### PROBLEM REQUIREMENTS
Reproduce each record below in full, word for word, without images.

### Component data from apps and pages
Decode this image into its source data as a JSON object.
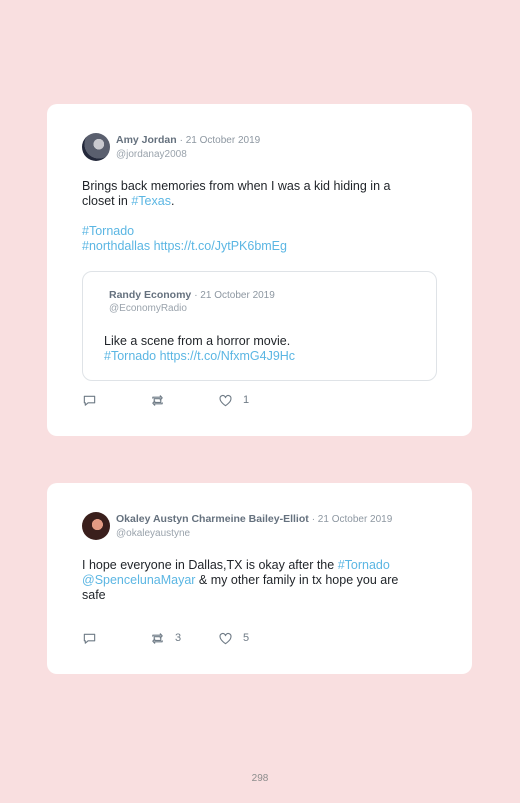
{
  "tweets": [
    {
      "author": "Amy Jordan",
      "date": "· 21 October 2019",
      "handle": "@jordanay2008",
      "lines": [
        [
          {
            "t": "Brings back memories from when I was a kid hiding in a"
          }
        ],
        [
          {
            "t": "closet in "
          },
          {
            "t": "#Texas",
            "link": true
          },
          {
            "t": "."
          }
        ],
        [
          {
            "t": " "
          }
        ],
        [
          {
            "t": "#Tornado",
            "link": true
          }
        ],
        [
          {
            "t": "#northdallas https://t.co/JytPK6bmEg",
            "link": true
          }
        ]
      ],
      "quote": {
        "author": "Randy Economy",
        "date": "· 21 October 2019",
        "handle": "@EconomyRadio",
        "lines": [
          [
            {
              "t": "Like a scene from a horror movie."
            }
          ],
          [
            {
              "t": "#Tornado https://t.co/NfxmG4J9Hc",
              "link": true
            }
          ]
        ]
      },
      "actions": {
        "reply": "",
        "retweet": "",
        "like": "1"
      }
    },
    {
      "author": "Okaley Austyn Charmeine Bailey-Elliot",
      "date": "· 21 October 2019",
      "handle": "@okaleyaustyne",
      "lines": [
        [
          {
            "t": "I hope everyone in Dallas,TX is okay after the "
          },
          {
            "t": "#Tornado",
            "link": true
          }
        ],
        [
          {
            "t": "@SpencelunaMayar",
            "link": true
          },
          {
            "t": " & my other family in tx hope you are"
          }
        ],
        [
          {
            "t": "safe"
          }
        ]
      ],
      "actions": {
        "reply": "",
        "retweet": "3",
        "like": "5"
      }
    }
  ],
  "page_number": "298",
  "colors": {
    "background": "#f9dfe0",
    "link": "#5bb6e3",
    "meta": "#65717e"
  },
  "icons": {
    "reply": "speech-bubble-icon",
    "retweet": "retweet-icon",
    "like": "heart-icon"
  }
}
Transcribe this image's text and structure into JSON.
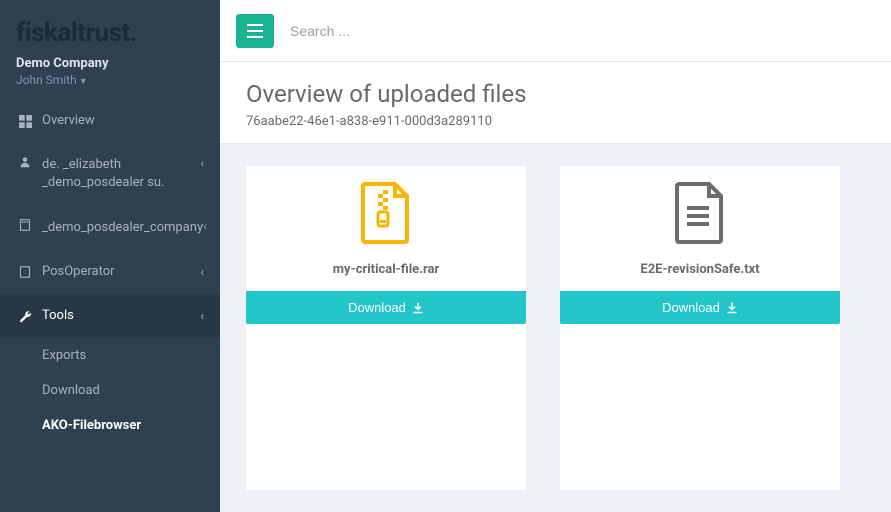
{
  "brand": "fiskaltrust.",
  "company": "Demo Company",
  "user": "John Smith",
  "search_placeholder": "Search ...",
  "page_title": "Overview of uploaded files",
  "page_subtitle": "76aabe22-46e1-a838-e911-000d3a289110",
  "nav": {
    "overview": "Overview",
    "item1": "de. _elizabeth _demo_posdealer su.",
    "item2": "_demo_posdealer_company",
    "item3": "PosOperator",
    "tools": "Tools",
    "exports": "Exports",
    "download": "Download",
    "ako": "AKO-Filebrowser"
  },
  "files": [
    {
      "name": "my-critical-file.rar",
      "type": "archive",
      "action": "Download"
    },
    {
      "name": "E2E-revisionSafe.txt",
      "type": "text",
      "action": "Download"
    }
  ]
}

### SOLVED EXERCISE
Decode this image into its source data as a JSON object.
{
  "tweets": [
    {
      "author": "Amy Jordan",
      "date": "· 21 October 2019",
      "handle": "@jordanay2008",
      "lines": [
        [
          {
            "t": "Brings back memories from when I was a kid hiding in a"
          }
        ],
        [
          {
            "t": "closet in "
          },
          {
            "t": "#Texas",
            "link": true
          },
          {
            "t": "."
          }
        ],
        [
          {
            "t": " "
          }
        ],
        [
          {
            "t": "#Tornado",
            "link": true
          }
        ],
        [
          {
            "t": "#northdallas https://t.co/JytPK6bmEg",
            "link": true
          }
        ]
      ],
      "quote": {
        "author": "Randy Economy",
        "date": "· 21 October 2019",
        "handle": "@EconomyRadio",
        "lines": [
          [
            {
              "t": "Like a scene from a horror movie."
            }
          ],
          [
            {
              "t": "#Tornado https://t.co/NfxmG4J9Hc",
              "link": true
            }
          ]
        ]
      },
      "actions": {
        "reply": "",
        "retweet": "",
        "like": "1"
      }
    },
    {
      "author": "Okaley Austyn Charmeine Bailey-Elliot",
      "date": "· 21 October 2019",
      "handle": "@okaleyaustyne",
      "lines": [
        [
          {
            "t": "I hope everyone in Dallas,TX is okay after the "
          },
          {
            "t": "#Tornado",
            "link": true
          }
        ],
        [
          {
            "t": "@SpencelunaMayar",
            "link": true
          },
          {
            "t": " & my other family in tx hope you are"
          }
        ],
        [
          {
            "t": "safe"
          }
        ]
      ],
      "actions": {
        "reply": "",
        "retweet": "3",
        "like": "5"
      }
    }
  ],
  "page_number": "298",
  "colors": {
    "background": "#f9dfe0",
    "link": "#5bb6e3",
    "meta": "#65717e"
  },
  "icons": {
    "reply": "speech-bubble-icon",
    "retweet": "retweet-icon",
    "like": "heart-icon"
  }
}
Transcribe this image's text and structure into JSON.
{
  "brand": "fiskaltrust.",
  "company": "Demo Company",
  "user": "John Smith",
  "search_placeholder": "Search ...",
  "page_title": "Overview of uploaded files",
  "page_subtitle": "76aabe22-46e1-a838-e911-000d3a289110",
  "nav": {
    "overview": "Overview",
    "item1": "de. _elizabeth _demo_posdealer su.",
    "item2": "_demo_posdealer_company",
    "item3": "PosOperator",
    "tools": "Tools",
    "exports": "Exports",
    "download": "Download",
    "ako": "AKO-Filebrowser"
  },
  "files": [
    {
      "name": "my-critical-file.rar",
      "type": "archive",
      "action": "Download"
    },
    {
      "name": "E2E-revisionSafe.txt",
      "type": "text",
      "action": "Download"
    }
  ]
}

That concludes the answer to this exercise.